Carr, ultimately, sent Quartzsite a bill for $261,000. When the town, which only had $100,000 in its general fund, said it couldn't pay, Carr took it to court, where arbitrators ruled that the town indeed owed Carr for the work he had performed.
The arbitration, however, was nonbinding, and Byrd would not relent. At one time, the town offered Carr $108,000. Carr refused the offer, and still awaits a settlement.
Carr also sued Mark Reader, an investment banker at Peacock, accusing him of ruining Carr's deal with Quartzsite, but the suit has been dismissed twice. Carr is appealing. Reader declined to discuss the case.
As rancorous as the travails over the sewer project seemed, they pale when compared to what followed.
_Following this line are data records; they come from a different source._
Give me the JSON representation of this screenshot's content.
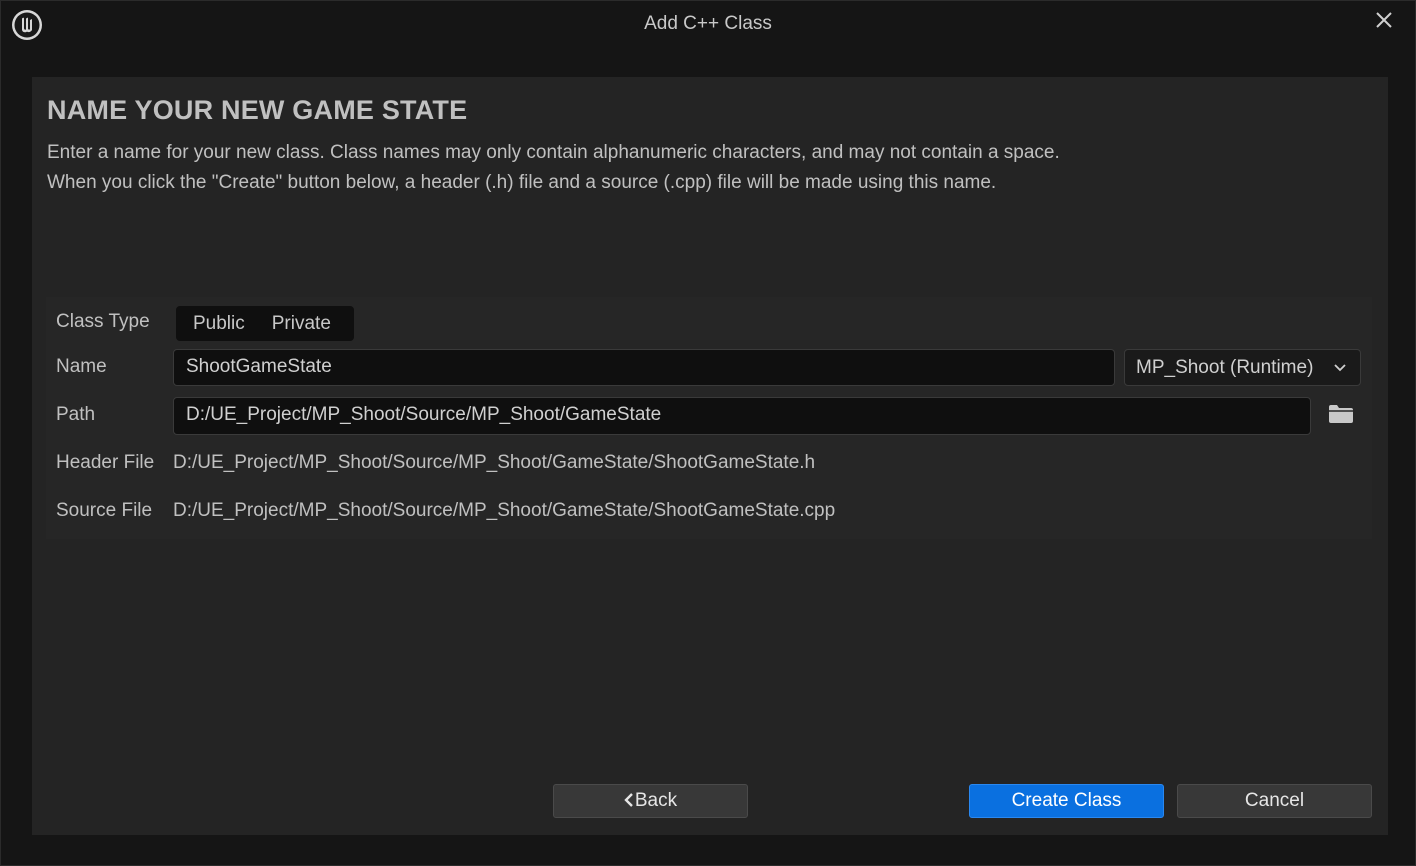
{
  "window": {
    "title": "Add C++ Class"
  },
  "header": {
    "heading": "NAME YOUR NEW GAME STATE",
    "description_line1": "Enter a name for your new class. Class names may only contain alphanumeric characters, and may not contain a space.",
    "description_line2": "When you click the \"Create\" button below, a header (.h) file and a source (.cpp) file will be made using this name."
  },
  "form": {
    "class_type_label": "Class Type",
    "class_type_options": [
      "Public",
      "Private"
    ],
    "name_label": "Name",
    "name_value": "ShootGameState",
    "module_value": "MP_Shoot (Runtime)",
    "path_label": "Path",
    "path_value": "D:/UE_Project/MP_Shoot/Source/MP_Shoot/GameState",
    "header_file_label": "Header File",
    "header_file_value": "D:/UE_Project/MP_Shoot/Source/MP_Shoot/GameState/ShootGameState.h",
    "source_file_label": "Source File",
    "source_file_value": "D:/UE_Project/MP_Shoot/Source/MP_Shoot/GameState/ShootGameState.cpp"
  },
  "buttons": {
    "back_label": "Back",
    "create_label": "Create Class",
    "cancel_label": "Cancel"
  },
  "icons": {
    "logo": "unreal-engine-logo",
    "close": "close-icon",
    "folder": "folder-icon",
    "chevron": "chevron-down-icon",
    "back_arrow": "chevron-left-icon"
  },
  "colors": {
    "accent": "#0a70e0",
    "background": "#151515",
    "panel": "#242424"
  }
}
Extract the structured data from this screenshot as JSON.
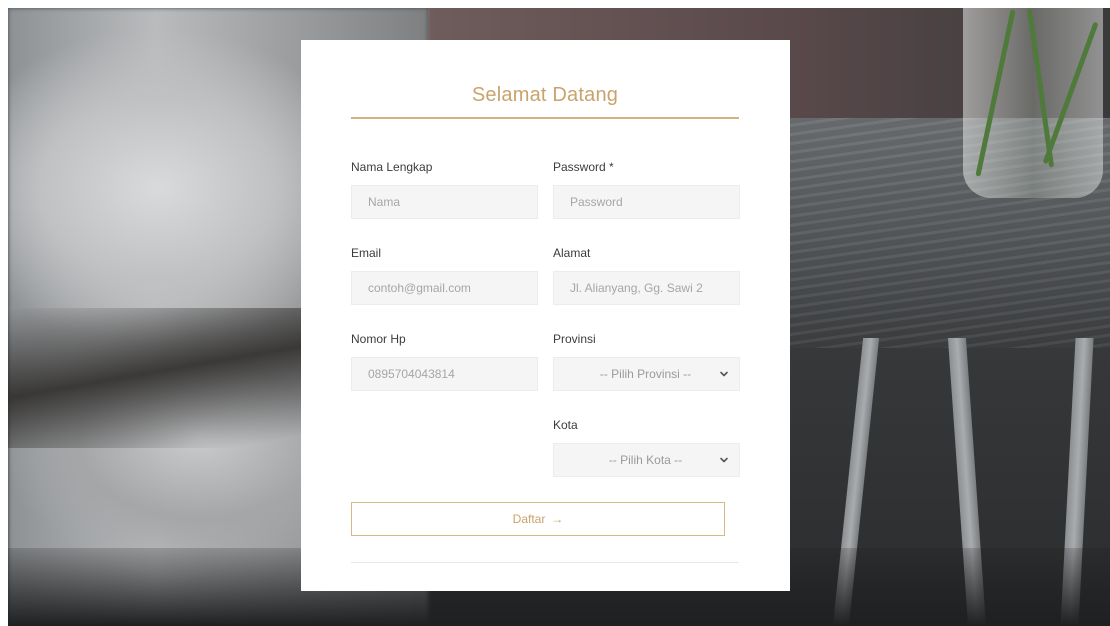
{
  "form": {
    "title": "Selamat Datang",
    "fields": {
      "nama": {
        "label": "Nama Lengkap",
        "placeholder": "Nama",
        "value": ""
      },
      "password": {
        "label": "Password *",
        "placeholder": "Password",
        "value": ""
      },
      "email": {
        "label": "Email",
        "placeholder": "contoh@gmail.com",
        "value": ""
      },
      "alamat": {
        "label": "Alamat",
        "placeholder": "Jl. Alianyang, Gg. Sawi 2",
        "value": ""
      },
      "nomor_hp": {
        "label": "Nomor Hp",
        "placeholder": "0895704043814",
        "value": ""
      },
      "provinsi": {
        "label": "Provinsi",
        "selected": "-- Pilih Provinsi --"
      },
      "kota": {
        "label": "Kota",
        "selected": "-- Pilih Kota --"
      }
    },
    "submit": {
      "label": "Daftar",
      "arrow": "→"
    }
  },
  "icons": {
    "select_arrow": "chevron-down-icon",
    "submit_arrow": "arrow-right-icon"
  },
  "colors": {
    "accent": "#c9a36b",
    "field_bg": "#f5f5f5",
    "card_bg": "#ffffff"
  }
}
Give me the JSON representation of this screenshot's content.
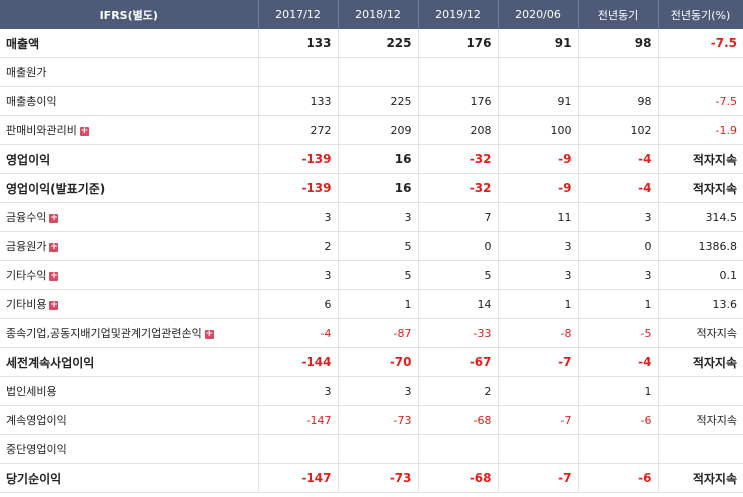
{
  "header": {
    "label": "IFRS(별도)",
    "columns": [
      "2017/12",
      "2018/12",
      "2019/12",
      "2020/06",
      "전년동기",
      "전년동기(%)"
    ]
  },
  "icon": {
    "expand": "plus-icon",
    "symbol": "+"
  },
  "rows": [
    {
      "label": "매출액",
      "bold": true,
      "expand": false,
      "values": [
        "133",
        "225",
        "176",
        "91",
        "98",
        "-7.5"
      ]
    },
    {
      "label": "매출원가",
      "bold": false,
      "expand": false,
      "values": [
        "",
        "",
        "",
        "",
        "",
        ""
      ]
    },
    {
      "label": "매출총이익",
      "bold": false,
      "expand": false,
      "values": [
        "133",
        "225",
        "176",
        "91",
        "98",
        "-7.5"
      ]
    },
    {
      "label": "판매비와관리비",
      "bold": false,
      "expand": true,
      "values": [
        "272",
        "209",
        "208",
        "100",
        "102",
        "-1.9"
      ]
    },
    {
      "label": "영업이익",
      "bold": true,
      "expand": false,
      "values": [
        "-139",
        "16",
        "-32",
        "-9",
        "-4",
        "적자지속"
      ]
    },
    {
      "label": "영업이익(발표기준)",
      "bold": true,
      "expand": false,
      "values": [
        "-139",
        "16",
        "-32",
        "-9",
        "-4",
        "적자지속"
      ]
    },
    {
      "label": "금융수익",
      "bold": false,
      "expand": true,
      "values": [
        "3",
        "3",
        "7",
        "11",
        "3",
        "314.5"
      ]
    },
    {
      "label": "금융원가",
      "bold": false,
      "expand": true,
      "values": [
        "2",
        "5",
        "0",
        "3",
        "0",
        "1386.8"
      ]
    },
    {
      "label": "기타수익",
      "bold": false,
      "expand": true,
      "values": [
        "3",
        "5",
        "5",
        "3",
        "3",
        "0.1"
      ]
    },
    {
      "label": "기타비용",
      "bold": false,
      "expand": true,
      "values": [
        "6",
        "1",
        "14",
        "1",
        "1",
        "13.6"
      ]
    },
    {
      "label": "종속기업,공동지배기업및관계기업관련손익",
      "bold": false,
      "expand": true,
      "values": [
        "-4",
        "-87",
        "-33",
        "-8",
        "-5",
        "적자지속"
      ]
    },
    {
      "label": "세전계속사업이익",
      "bold": true,
      "expand": false,
      "values": [
        "-144",
        "-70",
        "-67",
        "-7",
        "-4",
        "적자지속"
      ]
    },
    {
      "label": "법인세비용",
      "bold": false,
      "expand": false,
      "values": [
        "3",
        "3",
        "2",
        "",
        "1",
        ""
      ]
    },
    {
      "label": "계속영업이익",
      "bold": false,
      "expand": false,
      "values": [
        "-147",
        "-73",
        "-68",
        "-7",
        "-6",
        "적자지속"
      ]
    },
    {
      "label": "중단영업이익",
      "bold": false,
      "expand": false,
      "values": [
        "",
        "",
        "",
        "",
        "",
        ""
      ]
    },
    {
      "label": "당기순이익",
      "bold": true,
      "expand": false,
      "values": [
        "-147",
        "-73",
        "-68",
        "-7",
        "-6",
        "적자지속"
      ]
    }
  ],
  "colors": {
    "header_bg": "#4e5b78",
    "negative": "#e0201b",
    "expand_icon": "#d94a63"
  }
}
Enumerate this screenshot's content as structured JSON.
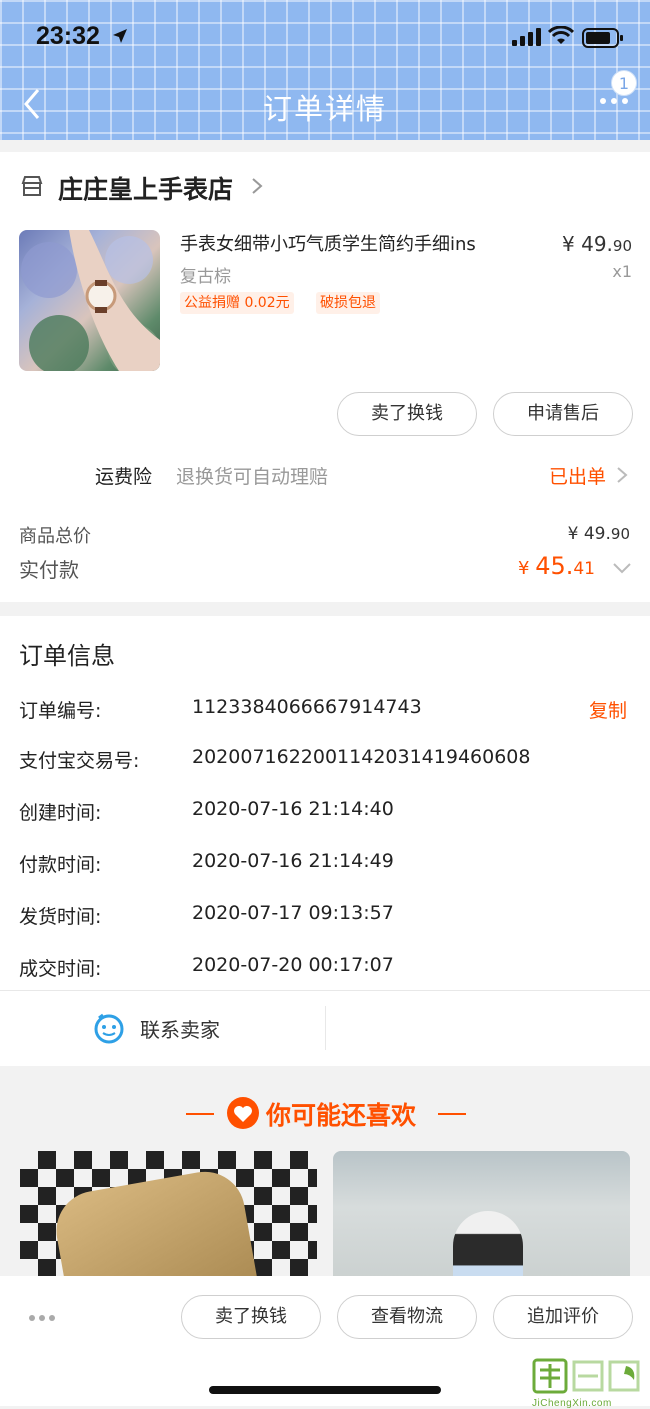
{
  "status_bar": {
    "time": "23:32"
  },
  "nav": {
    "title": "订单详情",
    "badge_count": "1"
  },
  "shop": {
    "name": "庄庄皇上手表店"
  },
  "product": {
    "title": "手表女细带小巧气质学生简约手细ins",
    "variant": "复古棕",
    "tags": [
      "公益捐赠 0.02元",
      "破损包退"
    ],
    "price_main": "¥ 49.",
    "price_small": "90",
    "quantity": "x1"
  },
  "item_actions": {
    "sell_label": "卖了换钱",
    "after_sale_label": "申请售后"
  },
  "insurance": {
    "label": "运费险",
    "description": "退换货可自动理赔",
    "status": "已出单"
  },
  "totals": {
    "goods_total_label": "商品总价",
    "goods_total_main": "¥ 49.",
    "goods_total_small": "90",
    "paid_label": "实付款",
    "paid_currency": "¥ ",
    "paid_main": "45.",
    "paid_small": "41"
  },
  "order_info": {
    "title": "订单信息",
    "copy_label": "复制",
    "rows": [
      {
        "label": "订单编号:",
        "value": "1123384066667914743"
      },
      {
        "label": "支付宝交易号:",
        "value": "2020071622001142031419460608"
      },
      {
        "label": "创建时间:",
        "value": "2020-07-16 21:14:40"
      },
      {
        "label": "付款时间:",
        "value": "2020-07-16 21:14:49"
      },
      {
        "label": "发货时间:",
        "value": "2020-07-17 09:13:57"
      },
      {
        "label": "成交时间:",
        "value": "2020-07-20 00:17:07"
      }
    ],
    "contact_label": "联系卖家"
  },
  "recommend": {
    "title": "你可能还喜欢"
  },
  "bottom_bar": {
    "sell_label": "卖了换钱",
    "logistics_label": "查看物流",
    "review_label": "追加评价"
  },
  "watermark": {
    "site": "JiChengXin.com"
  },
  "colors": {
    "accent": "#ff5000",
    "header_blue": "#8fb8f0"
  }
}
In 1995, Byrd, an irascible 74-year-old retired driller, was convicted of conspiring to kill his political rival Oldham in a murder-for-hire scheme. Byrd was sentenced to 25 years to life in prison, but that conviction was overturned and a new trial was ordered--although prosecutors apparently have decided against retrying Byrd.
Like their counterparts in Quartzsite, merchants in Apache Junction were convinced that a sewage system was crucial to the well-being of their community of 22,000. But Apache Junction's voters had rejected two attempts by the city to build and operate its own system.
Shortly after the second referendum failed, Glen Gimbut became Apache Junction city attorney. Richard Carr was right behind him.
Gimbut had been Quartzsite's attorney at the time Carr first approached Quartzsite. He saw Carr as the man who might be able to help Apache Junction get what it wanted.
"I just knew that Apache Junction was interested in finding a way to build a sewer system outside the regular channels," Gimbut says. "I said, 'I know of one screwy way--I can't guarantee it'll work.'"
In August 1991, members of Apache Junction's chamber of commerce asked Carr to do for Apache Junction what he was doing for Quartzsite, where everything looked rosy at the time.
Things looked promising in Apache Junction, too, thanks to overhyped financial projections and feasibility studies.
Carr's first step was to convince the city council to create the Superstition Mountain Community Facilities District, which it did in July 1992. The district, which had the authority to issue tax-exempt municipal bonds, was run by a board of five unpaid city council appointees.